Sydney Kamen ’19 has been named a Thomas R. Pickering Foreign Affairs Fellow, a national fellowship funded by the U.S. Department of State and managed by Howard University’s Ralph J. Bunche International Affairs Center that prepares recent college graduates for careers in the U.S. Foreign Service.
The fellowship will bring Kamen—a student of geography and global health and the past recipient of a Truman Scholarship and a David L. Boren Scholarship, among other honors—back to her hometown of Washington, D.C., to begin a two-year master’s program in public policy, concentrating on humanitarian action, human security, and sub-Saharan Africa. During that time, Kamen will complete two internships with the state department, one in Washington and the other overseas. At the end of the program, she will be qualified as a foreign service officer.

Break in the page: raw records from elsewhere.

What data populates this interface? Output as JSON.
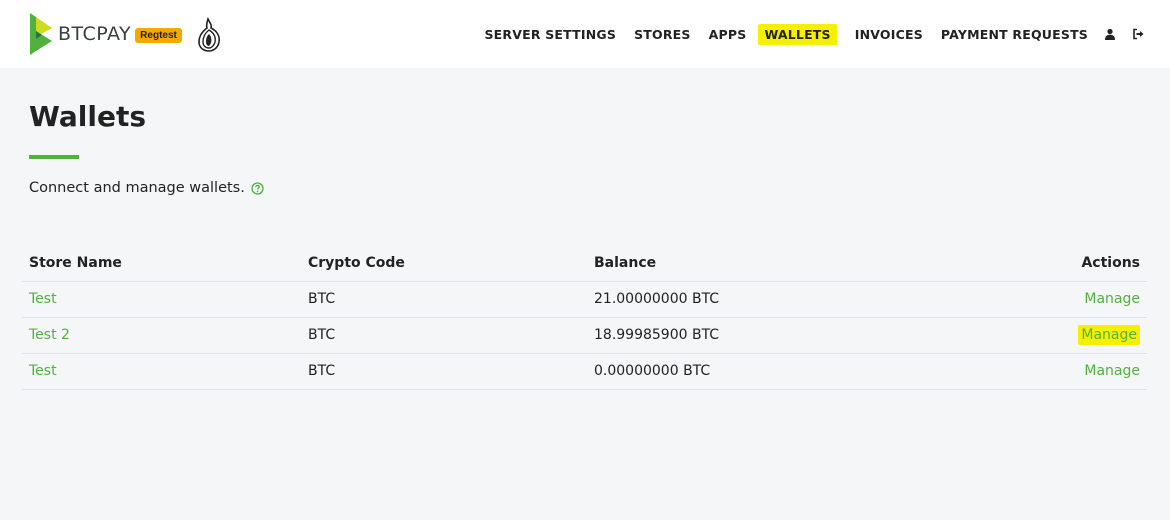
{
  "brand": {
    "name": "BTCPAY",
    "badge": "Regtest"
  },
  "nav": {
    "items": [
      "SERVER SETTINGS",
      "STORES",
      "APPS",
      "WALLETS",
      "INVOICES",
      "PAYMENT REQUESTS"
    ],
    "active": "WALLETS",
    "icons": [
      "user-icon",
      "logout-icon"
    ]
  },
  "page": {
    "title": "Wallets",
    "subtitle": "Connect and manage wallets."
  },
  "table": {
    "headers": [
      "Store Name",
      "Crypto Code",
      "Balance",
      "Actions"
    ],
    "rows": [
      {
        "store": "Test",
        "crypto": "BTC",
        "balance": "21.00000000 BTC",
        "action": "Manage"
      },
      {
        "store": "Test 2",
        "crypto": "BTC",
        "balance": "18.99985900 BTC",
        "action": "Manage"
      },
      {
        "store": "Test",
        "crypto": "BTC",
        "balance": "0.00000000 BTC",
        "action": "Manage"
      }
    ]
  },
  "colors": {
    "accent": "#51b13e",
    "highlight": "#f5f000",
    "badge": "#f2a900"
  }
}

“Sydney Kamen exemplifies the spirit of global citizenship that Dartmouth strives to support. Congratulations to Sydney on this recognition of her commitment to diplomacy, human rights, and public service,” says Provost Joseph Helble.

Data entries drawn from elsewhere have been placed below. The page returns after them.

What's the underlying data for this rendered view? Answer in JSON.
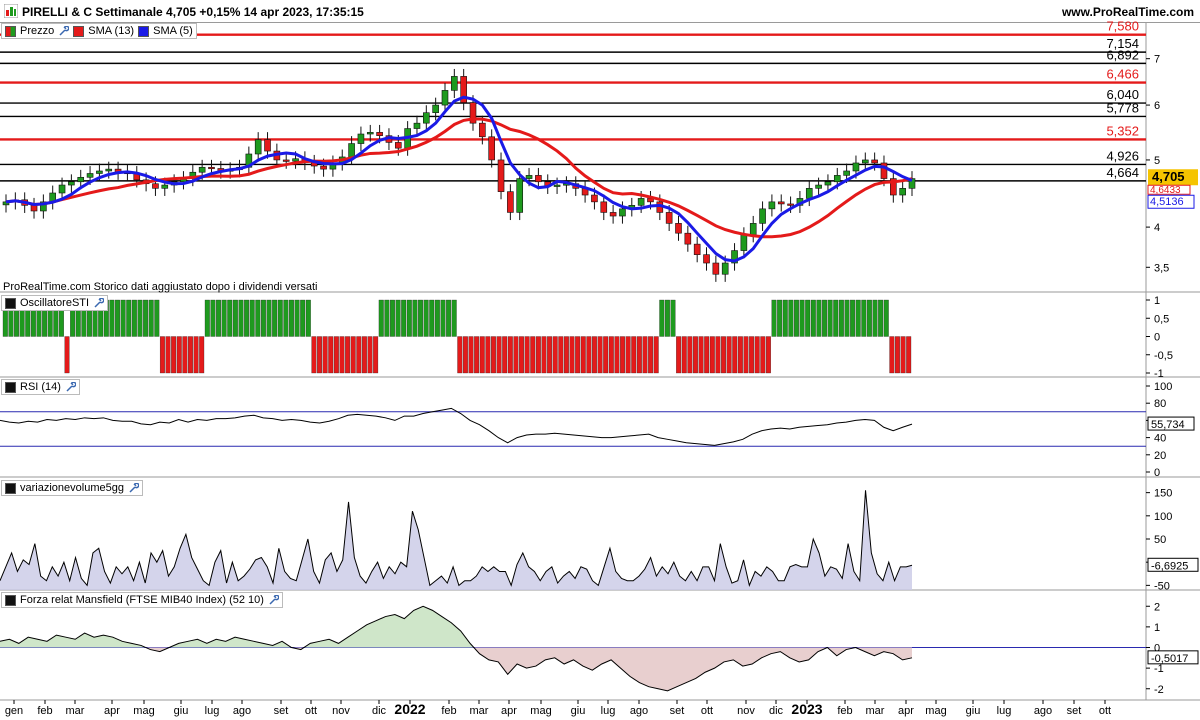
{
  "header": {
    "title": "PIRELLI & C Settimanale 4,705 +0,15% 14 apr 2023, 17:35:15",
    "site": "www.ProRealTime.com"
  },
  "colors": {
    "red": "#e41a1a",
    "blue": "#1a1ae6",
    "green": "#1e9a1e",
    "accent_price_bg": "#f5c400"
  },
  "icons": [
    "prorealtime-logo-icon",
    "wrench-icon"
  ],
  "main_legend": {
    "price": "Prezzo",
    "sma13": "SMA (13)",
    "sma5": "SMA (5)"
  },
  "note": "ProRealTime.com  Storico dati aggiustato dopo i dividendi versati",
  "levels": [
    {
      "value": 7.58,
      "label": "7,580",
      "color": "red"
    },
    {
      "value": 7.154,
      "label": "7,154",
      "color": "black"
    },
    {
      "value": 6.892,
      "label": "6,892",
      "color": "black"
    },
    {
      "value": 6.466,
      "label": "6,466",
      "color": "red"
    },
    {
      "value": 6.04,
      "label": "6,040",
      "color": "black"
    },
    {
      "value": 5.778,
      "label": "5,778",
      "color": "black"
    },
    {
      "value": 5.352,
      "label": "5,352",
      "color": "red"
    },
    {
      "value": 4.926,
      "label": "4,926",
      "color": "black"
    },
    {
      "value": 4.664,
      "label": "4,664",
      "color": "black"
    }
  ],
  "price_badges": {
    "last": "4,705",
    "sma13": "4,6433",
    "sma5": "4,5136"
  },
  "x_axis": {
    "labels": [
      {
        "t": "gen",
        "x": 14
      },
      {
        "t": "feb",
        "x": 45
      },
      {
        "t": "mar",
        "x": 75
      },
      {
        "t": "apr",
        "x": 112
      },
      {
        "t": "mag",
        "x": 144
      },
      {
        "t": "giu",
        "x": 181
      },
      {
        "t": "lug",
        "x": 212
      },
      {
        "t": "ago",
        "x": 242
      },
      {
        "t": "set",
        "x": 281
      },
      {
        "t": "ott",
        "x": 311
      },
      {
        "t": "nov",
        "x": 341
      },
      {
        "t": "dic",
        "x": 379
      },
      {
        "t": "2022",
        "x": 410,
        "bold": true
      },
      {
        "t": "feb",
        "x": 449
      },
      {
        "t": "mar",
        "x": 479
      },
      {
        "t": "apr",
        "x": 509
      },
      {
        "t": "mag",
        "x": 541
      },
      {
        "t": "giu",
        "x": 578
      },
      {
        "t": "lug",
        "x": 608
      },
      {
        "t": "ago",
        "x": 639
      },
      {
        "t": "set",
        "x": 677
      },
      {
        "t": "ott",
        "x": 707
      },
      {
        "t": "nov",
        "x": 746
      },
      {
        "t": "dic",
        "x": 776
      },
      {
        "t": "2023",
        "x": 807,
        "bold": true
      },
      {
        "t": "feb",
        "x": 845
      },
      {
        "t": "mar",
        "x": 875
      },
      {
        "t": "apr",
        "x": 906
      },
      {
        "t": "mag",
        "x": 936
      },
      {
        "t": "giu",
        "x": 973
      },
      {
        "t": "lug",
        "x": 1004
      },
      {
        "t": "ago",
        "x": 1043
      },
      {
        "t": "set",
        "x": 1074
      },
      {
        "t": "ott",
        "x": 1105
      }
    ]
  },
  "panels": {
    "sti": {
      "name": "OscillatoreSTI",
      "ticks": [
        "1",
        "0,5",
        "0",
        "-0,5",
        "-1"
      ]
    },
    "rsi": {
      "name": "RSI (14)",
      "ticks": [
        "100",
        "80",
        "60",
        "40",
        "20",
        "0"
      ],
      "last": "55,734"
    },
    "vol": {
      "name": "variazionevolume5gg",
      "ticks": [
        "150",
        "100",
        "50",
        "0",
        "-50"
      ],
      "last": "-6,6925"
    },
    "mansfield": {
      "name": "Forza relat Mansfield (FTSE MIB40 Index) (52 10)",
      "ticks": [
        "2",
        "1",
        "0",
        "-1",
        "-2"
      ],
      "last": "-0,5017"
    }
  },
  "price_axis_ticks": [
    "7",
    "6",
    "5",
    "4",
    "3,5"
  ],
  "chart_data": [
    {
      "type": "candlestick",
      "title": "PIRELLI & C Settimanale",
      "close_series": [
        4.35,
        4.38,
        4.3,
        4.22,
        4.35,
        4.48,
        4.6,
        4.65,
        4.72,
        4.78,
        4.82,
        4.85,
        4.8,
        4.78,
        4.68,
        4.62,
        4.55,
        4.6,
        4.65,
        4.7,
        4.8,
        4.88,
        4.86,
        4.82,
        4.84,
        4.88,
        5.1,
        5.35,
        5.15,
        5.0,
        4.98,
        5.02,
        4.96,
        4.9,
        4.85,
        4.95,
        5.05,
        5.28,
        5.45,
        5.48,
        5.42,
        5.3,
        5.2,
        5.55,
        5.65,
        5.85,
        6.0,
        6.3,
        6.6,
        6.05,
        5.65,
        5.4,
        5.0,
        4.5,
        4.2,
        4.7,
        4.75,
        4.65,
        4.58,
        4.6,
        4.62,
        4.55,
        4.45,
        4.35,
        4.2,
        4.15,
        4.25,
        4.3,
        4.4,
        4.35,
        4.2,
        4.05,
        3.92,
        3.78,
        3.65,
        3.55,
        3.42,
        3.55,
        3.7,
        3.9,
        4.05,
        4.25,
        4.35,
        4.32,
        4.3,
        4.4,
        4.55,
        4.6,
        4.65,
        4.75,
        4.82,
        4.95,
        5.0,
        4.95,
        4.7,
        4.45,
        4.55,
        4.7
      ],
      "sma13_last": 4.6433,
      "sma5_last": 4.5136,
      "ylim": [
        3.3,
        7.7
      ]
    },
    {
      "type": "bar",
      "title": "OscillatoreSTI",
      "values_sign": [
        1,
        1,
        1,
        1,
        1,
        1,
        1,
        1,
        1,
        1,
        1,
        -1,
        1,
        1,
        1,
        1,
        1,
        1,
        1,
        1,
        1,
        1,
        1,
        1,
        1,
        1,
        1,
        1,
        -1,
        -1,
        -1,
        -1,
        -1,
        -1,
        -1,
        -1,
        1,
        1,
        1,
        1,
        1,
        1,
        1,
        1,
        1,
        1,
        1,
        1,
        1,
        1,
        1,
        1,
        1,
        1,
        1,
        -1,
        -1,
        -1,
        -1,
        -1,
        -1,
        -1,
        -1,
        -1,
        -1,
        -1,
        -1,
        1,
        1,
        1,
        1,
        1,
        1,
        1,
        1,
        1,
        1,
        1,
        1,
        1,
        1,
        -1,
        -1,
        -1,
        -1,
        -1,
        -1,
        -1,
        -1,
        -1,
        -1,
        -1,
        -1,
        -1,
        -1,
        -1,
        -1,
        -1,
        -1,
        -1,
        -1,
        -1,
        -1,
        -1,
        -1,
        -1,
        -1,
        -1,
        -1,
        -1,
        -1,
        -1,
        -1,
        -1,
        -1,
        -1,
        -1,
        1,
        1,
        1,
        -1,
        -1,
        -1,
        -1,
        -1,
        -1,
        -1,
        -1,
        -1,
        -1,
        -1,
        -1,
        -1,
        -1,
        -1,
        -1,
        -1,
        1,
        1,
        1,
        1,
        1,
        1,
        1,
        1,
        1,
        1,
        1,
        1,
        1,
        1,
        1,
        1,
        1,
        1,
        1,
        1,
        1,
        -1,
        -1,
        -1,
        -1
      ],
      "ylim": [
        -1,
        1
      ]
    },
    {
      "type": "line",
      "title": "RSI (14)",
      "values": [
        60,
        58,
        57,
        59,
        58,
        61,
        60,
        62,
        61,
        63,
        62,
        63,
        60,
        59,
        59,
        56,
        55,
        58,
        57,
        61,
        58,
        61,
        60,
        62,
        62,
        63,
        65,
        66,
        63,
        62,
        60,
        61,
        60,
        58,
        57,
        59,
        62,
        66,
        67,
        66,
        65,
        63,
        60,
        65,
        65,
        68,
        70,
        72,
        74,
        68,
        60,
        55,
        48,
        40,
        34,
        40,
        43,
        44,
        44,
        45,
        44,
        43,
        42,
        41,
        40,
        40,
        41,
        42,
        43,
        44,
        40,
        38,
        36,
        34,
        33,
        32,
        31,
        33,
        35,
        38,
        44,
        48,
        50,
        51,
        50,
        52,
        53,
        54,
        55,
        57,
        58,
        60,
        61,
        60,
        52,
        48,
        52,
        55.7
      ],
      "ylim": [
        0,
        100
      ],
      "hlines": [
        70,
        30
      ],
      "last": 55.734
    },
    {
      "type": "area",
      "title": "variazionevolume5gg",
      "values": [
        -40,
        -10,
        20,
        -20,
        5,
        -5,
        40,
        -30,
        -40,
        -10,
        -30,
        0,
        -40,
        10,
        -35,
        -50,
        20,
        30,
        -20,
        -45,
        -10,
        -25,
        -10,
        -40,
        0,
        -45,
        20,
        0,
        25,
        -30,
        -10,
        30,
        60,
        10,
        -15,
        -40,
        -50,
        0,
        25,
        -45,
        0,
        -40,
        -30,
        -15,
        5,
        10,
        -10,
        -45,
        30,
        -20,
        -35,
        -40,
        5,
        50,
        -20,
        -45,
        5,
        20,
        -20,
        5,
        130,
        10,
        -30,
        -45,
        -20,
        0,
        -35,
        -10,
        -25,
        0,
        -10,
        110,
        70,
        10,
        -50,
        -40,
        -30,
        -45,
        -10,
        -50,
        -40,
        -40,
        -30,
        -10,
        -20,
        -10,
        -20,
        -20,
        -50,
        -5,
        20,
        -10,
        -20,
        -40,
        -20,
        -10,
        -45,
        -30,
        -20,
        -35,
        -10,
        -15,
        -40,
        -50,
        -10,
        30,
        -20,
        -35,
        -40,
        -40,
        -30,
        -15,
        10,
        -30,
        -10,
        -25,
        0,
        -30,
        -40,
        -20,
        -40,
        -10,
        -10,
        -40,
        40,
        -10,
        -45,
        -40,
        5,
        -50,
        -20,
        -30,
        -10,
        -20,
        -40,
        -40,
        -10,
        -5,
        -10,
        -10,
        50,
        20,
        -30,
        -10,
        -15,
        -35,
        40,
        -20,
        -40,
        155,
        20,
        -25,
        -40,
        0,
        -40,
        -10,
        -10,
        -6.69
      ],
      "ylim": [
        -60,
        160
      ],
      "last": -6.6925
    },
    {
      "type": "area",
      "title": "Forza relat Mansfield (FTSE MIB40 Index) (52 10)",
      "values": [
        0.3,
        0.4,
        0.2,
        0.5,
        0.4,
        0.3,
        0.6,
        0.5,
        0.4,
        0.7,
        0.5,
        0.6,
        0.5,
        0.3,
        0.2,
        0.1,
        -0.1,
        -0.2,
        0.0,
        0.2,
        0.3,
        0.4,
        0.2,
        0.4,
        0.3,
        0.5,
        0.4,
        0.3,
        0.2,
        0.1,
        0.3,
        0.0,
        -0.1,
        0.2,
        0.3,
        0.4,
        0.2,
        0.5,
        0.8,
        1.1,
        1.3,
        1.5,
        1.6,
        1.4,
        1.8,
        2.0,
        1.8,
        1.5,
        1.2,
        0.8,
        0.2,
        -0.3,
        -0.6,
        -0.7,
        -1.3,
        -0.8,
        -1.0,
        -0.9,
        -0.6,
        -0.5,
        -0.8,
        -0.6,
        -0.9,
        -1.1,
        -0.8,
        -0.6,
        -1.0,
        -1.4,
        -1.7,
        -1.9,
        -2.0,
        -2.1,
        -1.9,
        -1.7,
        -1.5,
        -1.2,
        -1.0,
        -0.7,
        -0.6,
        -0.9,
        -0.8,
        -0.5,
        -0.3,
        -0.2,
        -0.5,
        -0.7,
        -0.6,
        -0.2,
        0.0,
        -0.4,
        -0.1,
        0.0,
        -0.2,
        -0.4,
        -0.2,
        -0.3,
        -0.6,
        -0.5
      ],
      "ylim": [
        -2.4,
        2.4
      ],
      "last": -0.5017
    }
  ]
}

Of receiving the fellowship, Kamen, who is currently in Kosovo conducting public health research with the Municipality of Pristina, says, “I feel truly and deeply honored. It is an immense privilege to be extended a commission to serve the United States and work alongside dedicated diplomats to promote peace and prosperity around the world, now more than ever.”
Kamen, who has been both a varsity rower and an Army ROTC cadet, describes herself as “an enthusiastic student of the world.” Among her many activities at Dartmouth, she has been a War and Peace Fellow through the John Sloan Dickey Center for International Understanding, a Great Issues Scholar, a campus Peace Corps ambassador, and a student director for public relations and community engagement at the Center for Social Impact.

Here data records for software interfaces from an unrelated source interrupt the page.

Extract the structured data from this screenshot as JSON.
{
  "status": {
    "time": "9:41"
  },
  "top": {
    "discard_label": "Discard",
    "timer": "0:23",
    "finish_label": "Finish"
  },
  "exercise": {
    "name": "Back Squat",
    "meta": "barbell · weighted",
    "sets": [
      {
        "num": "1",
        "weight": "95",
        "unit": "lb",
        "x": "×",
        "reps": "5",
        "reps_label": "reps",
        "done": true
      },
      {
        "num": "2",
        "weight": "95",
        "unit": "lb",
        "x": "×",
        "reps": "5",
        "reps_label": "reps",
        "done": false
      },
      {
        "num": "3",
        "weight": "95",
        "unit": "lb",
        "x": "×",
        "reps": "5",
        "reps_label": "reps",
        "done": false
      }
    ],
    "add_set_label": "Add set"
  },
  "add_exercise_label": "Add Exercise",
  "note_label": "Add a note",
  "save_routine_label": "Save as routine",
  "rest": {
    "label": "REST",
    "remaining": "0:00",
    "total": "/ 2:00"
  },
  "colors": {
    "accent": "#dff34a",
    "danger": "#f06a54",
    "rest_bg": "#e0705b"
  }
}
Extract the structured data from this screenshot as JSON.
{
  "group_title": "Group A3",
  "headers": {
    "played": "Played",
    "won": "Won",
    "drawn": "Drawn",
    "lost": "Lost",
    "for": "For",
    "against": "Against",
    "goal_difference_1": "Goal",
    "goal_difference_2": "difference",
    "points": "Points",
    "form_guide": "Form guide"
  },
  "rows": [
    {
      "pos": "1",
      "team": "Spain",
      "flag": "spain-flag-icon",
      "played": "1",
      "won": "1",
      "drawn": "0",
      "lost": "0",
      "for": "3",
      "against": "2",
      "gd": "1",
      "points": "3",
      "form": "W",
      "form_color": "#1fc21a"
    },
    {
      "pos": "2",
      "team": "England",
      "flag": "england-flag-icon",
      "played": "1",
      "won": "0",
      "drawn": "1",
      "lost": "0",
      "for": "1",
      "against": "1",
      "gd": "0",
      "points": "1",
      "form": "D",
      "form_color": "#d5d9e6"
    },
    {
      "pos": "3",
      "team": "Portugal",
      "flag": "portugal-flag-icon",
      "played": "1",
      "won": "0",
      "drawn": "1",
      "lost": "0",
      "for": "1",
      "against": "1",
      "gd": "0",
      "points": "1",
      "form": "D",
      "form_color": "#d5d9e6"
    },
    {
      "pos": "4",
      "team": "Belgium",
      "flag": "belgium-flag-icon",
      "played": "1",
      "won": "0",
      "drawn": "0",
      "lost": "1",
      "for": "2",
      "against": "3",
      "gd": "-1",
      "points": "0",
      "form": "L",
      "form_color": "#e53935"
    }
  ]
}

“Dartmouth has provided me with the academic rigor, resources, access, and faculty mentorship to explore and prepare for a career in public service,” Kamen says.
The founder of the international nonprofit So Others Are Protected (SOAP), which promotes hygiene and sanitation for women and girls in vulnerable communities, Kamen spent the past year and a half as a Boren Scholar of Swahili in Tanzania, where she worked as a research assistant in a field hospital and interned with the state department and U.S. Agency for International Development. Through a Davis Projects for Peace Grant, she designed and implemented a comprehensive health-based approach to peace-building in Rwanda. She was also named a 2019 Salaam Fellow in Morocco, participated in Project Preservation in Poland, and has studied and worked in the Middle East and India.
Melody Burkins, the associate director of the Dickey Center, calls Kamen “an exceptional young scholar with an enthusiasm for global engagement matched only by her dedication to foreign service and her hopes to help make the world a safer, kinder, and more equitable place.”
“She is also a natural leader, with a deep confidence in her skills I have watched develop here at Dartmouth,” Burkins says. “I can’t wait to hear all that she will do as a Pickering Fellow.”
“My academic research and global health work have been oriented around the common good and have placed a strong emphasis on sustainability and ethics, all of which overlap with the fundamentals of diplomatic work,” Kamen says.
“I want to one day be a part of the initiatives that make and direct good, solid policy decisions from a place of knowledge and understanding, specifically at the confluence of humanitarianism, security, human rights, and health. I also want to be a part of preventing future conflict and war.”
For information about applying for Pickering Fellowships and other programs, visit Dartmouth’s Fellowship Advising Office.
Hannah Silverstein can be reached at email@example.com.